Cloudflare has taken quite a bit of heat from copyright holders in recent months.
As one of the leading CDN and DDoS protection services, Cloudflare is used by millions of websites across the globe, some of which are notorious pirate sites.
However, instead of proactively taking down these sites, Cloudflare maintains its position as a neutral service provider. If copyright holders want them to take action, they have to follow the legal process.
This is the route adult company Flava Works is taking now. The company went to a clerk at the Illinois federal court and succesfully obtained a DMCA subpoena to expose the personal details connected to the account of the gay torrent community Gay-Torrents.org.
The order commands CloudFlare to hand over the personal details of the associated account holder within a month. This includes names, addresses, phone numbers, email addresses, account numbers, billing records and other identifying information.
Unlike regular subpoenas, DMCA subpoenas are not reviewed by a judge and only require a signature from the court clerk. However, in a letter sent to Cloudflare, Flava Works says that it’s considering further legal steps, if they’re needed.
The adult company explains that it sent three DMCA takedown notices to the company, but that dozens of copyright infringing files on Gay-Torrents.org are still being served through Cloudflare’s servers.
Flava argued that Cloudflare is required to take proper action against repeat infringers under the DMCA, and wants it to terminate the associated account in its entirety, or face lagal action.
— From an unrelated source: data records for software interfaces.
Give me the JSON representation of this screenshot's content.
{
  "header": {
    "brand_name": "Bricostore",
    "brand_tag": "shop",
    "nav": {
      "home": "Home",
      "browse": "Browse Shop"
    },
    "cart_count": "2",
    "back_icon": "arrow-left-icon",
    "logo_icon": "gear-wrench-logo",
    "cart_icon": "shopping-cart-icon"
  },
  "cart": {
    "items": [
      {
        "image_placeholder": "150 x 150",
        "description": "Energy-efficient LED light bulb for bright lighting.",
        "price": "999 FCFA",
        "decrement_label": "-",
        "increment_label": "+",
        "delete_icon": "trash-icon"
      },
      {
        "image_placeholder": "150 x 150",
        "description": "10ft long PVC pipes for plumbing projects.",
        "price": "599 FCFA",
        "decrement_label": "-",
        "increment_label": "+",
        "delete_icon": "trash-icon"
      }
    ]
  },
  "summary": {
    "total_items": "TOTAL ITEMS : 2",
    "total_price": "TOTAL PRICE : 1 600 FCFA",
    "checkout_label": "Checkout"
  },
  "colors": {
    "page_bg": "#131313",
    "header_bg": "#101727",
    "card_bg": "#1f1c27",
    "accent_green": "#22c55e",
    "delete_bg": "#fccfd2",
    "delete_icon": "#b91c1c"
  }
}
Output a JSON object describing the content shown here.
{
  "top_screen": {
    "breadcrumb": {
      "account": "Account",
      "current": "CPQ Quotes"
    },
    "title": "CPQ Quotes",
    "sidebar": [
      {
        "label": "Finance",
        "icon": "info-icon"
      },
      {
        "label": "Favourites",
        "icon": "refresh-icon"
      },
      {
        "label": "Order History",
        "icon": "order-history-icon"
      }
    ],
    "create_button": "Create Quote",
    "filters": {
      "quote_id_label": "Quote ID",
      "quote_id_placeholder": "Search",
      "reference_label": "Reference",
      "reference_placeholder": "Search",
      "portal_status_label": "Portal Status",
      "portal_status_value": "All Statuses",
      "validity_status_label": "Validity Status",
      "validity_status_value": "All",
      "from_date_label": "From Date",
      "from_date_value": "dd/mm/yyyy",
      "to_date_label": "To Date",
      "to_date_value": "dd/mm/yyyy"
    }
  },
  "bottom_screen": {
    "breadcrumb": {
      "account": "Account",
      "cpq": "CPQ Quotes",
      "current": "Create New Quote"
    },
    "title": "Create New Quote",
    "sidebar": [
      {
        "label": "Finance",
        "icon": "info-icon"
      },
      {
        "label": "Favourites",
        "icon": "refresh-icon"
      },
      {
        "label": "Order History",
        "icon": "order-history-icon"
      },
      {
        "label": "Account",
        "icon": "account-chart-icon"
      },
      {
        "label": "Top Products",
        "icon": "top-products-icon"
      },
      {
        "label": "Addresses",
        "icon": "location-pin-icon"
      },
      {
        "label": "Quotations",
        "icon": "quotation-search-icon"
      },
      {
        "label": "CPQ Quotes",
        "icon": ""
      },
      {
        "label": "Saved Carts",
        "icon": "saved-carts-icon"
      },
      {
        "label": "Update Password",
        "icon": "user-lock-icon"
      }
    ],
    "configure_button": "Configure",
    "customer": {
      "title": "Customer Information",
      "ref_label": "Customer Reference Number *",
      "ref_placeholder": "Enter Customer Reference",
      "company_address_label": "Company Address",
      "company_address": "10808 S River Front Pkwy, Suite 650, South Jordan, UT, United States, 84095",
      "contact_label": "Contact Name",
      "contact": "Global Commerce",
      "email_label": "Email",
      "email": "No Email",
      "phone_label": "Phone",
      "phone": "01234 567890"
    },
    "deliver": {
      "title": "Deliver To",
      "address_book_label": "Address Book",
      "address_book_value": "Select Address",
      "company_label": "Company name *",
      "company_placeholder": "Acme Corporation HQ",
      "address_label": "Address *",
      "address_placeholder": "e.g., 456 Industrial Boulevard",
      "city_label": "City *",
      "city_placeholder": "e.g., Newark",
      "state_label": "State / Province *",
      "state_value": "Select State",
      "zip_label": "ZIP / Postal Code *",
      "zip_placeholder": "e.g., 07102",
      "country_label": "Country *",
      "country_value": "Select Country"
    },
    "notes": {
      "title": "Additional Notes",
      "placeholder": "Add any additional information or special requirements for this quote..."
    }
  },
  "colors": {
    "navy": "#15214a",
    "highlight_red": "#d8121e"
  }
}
“Accordingly, demand is hereby made upon you to immediately and permanently disable and remove the Infringing Site as a repeat infringer and terminate all related accounts,” Flava writes in its letter.
“Absent full compliance with this demand, our Client will be forced to investigate all legal remedies available to it, including, without limitation, bringing a civil cause of action against you to compel compliance.”
The adult entertainment company ends by saying that it would be in the best interests of all parties to avoid costly litigation, but clearly doesn’t rule out the possibility.
It’s doubtful, however, that Cloudflare will be sensitive to this kind of threat. The company has repeatedly said that it follows the letter of the law, and in its opinion this doesn’t cover the termination of clients solely based on third party claims.
TorrentFreak reached out to Cloudflare for a comment on the allegations. The company informed us that they have yet to be served with the subpoena, adding that it is Cloudflare’s policy to respond to proper court process once served.
To be continued.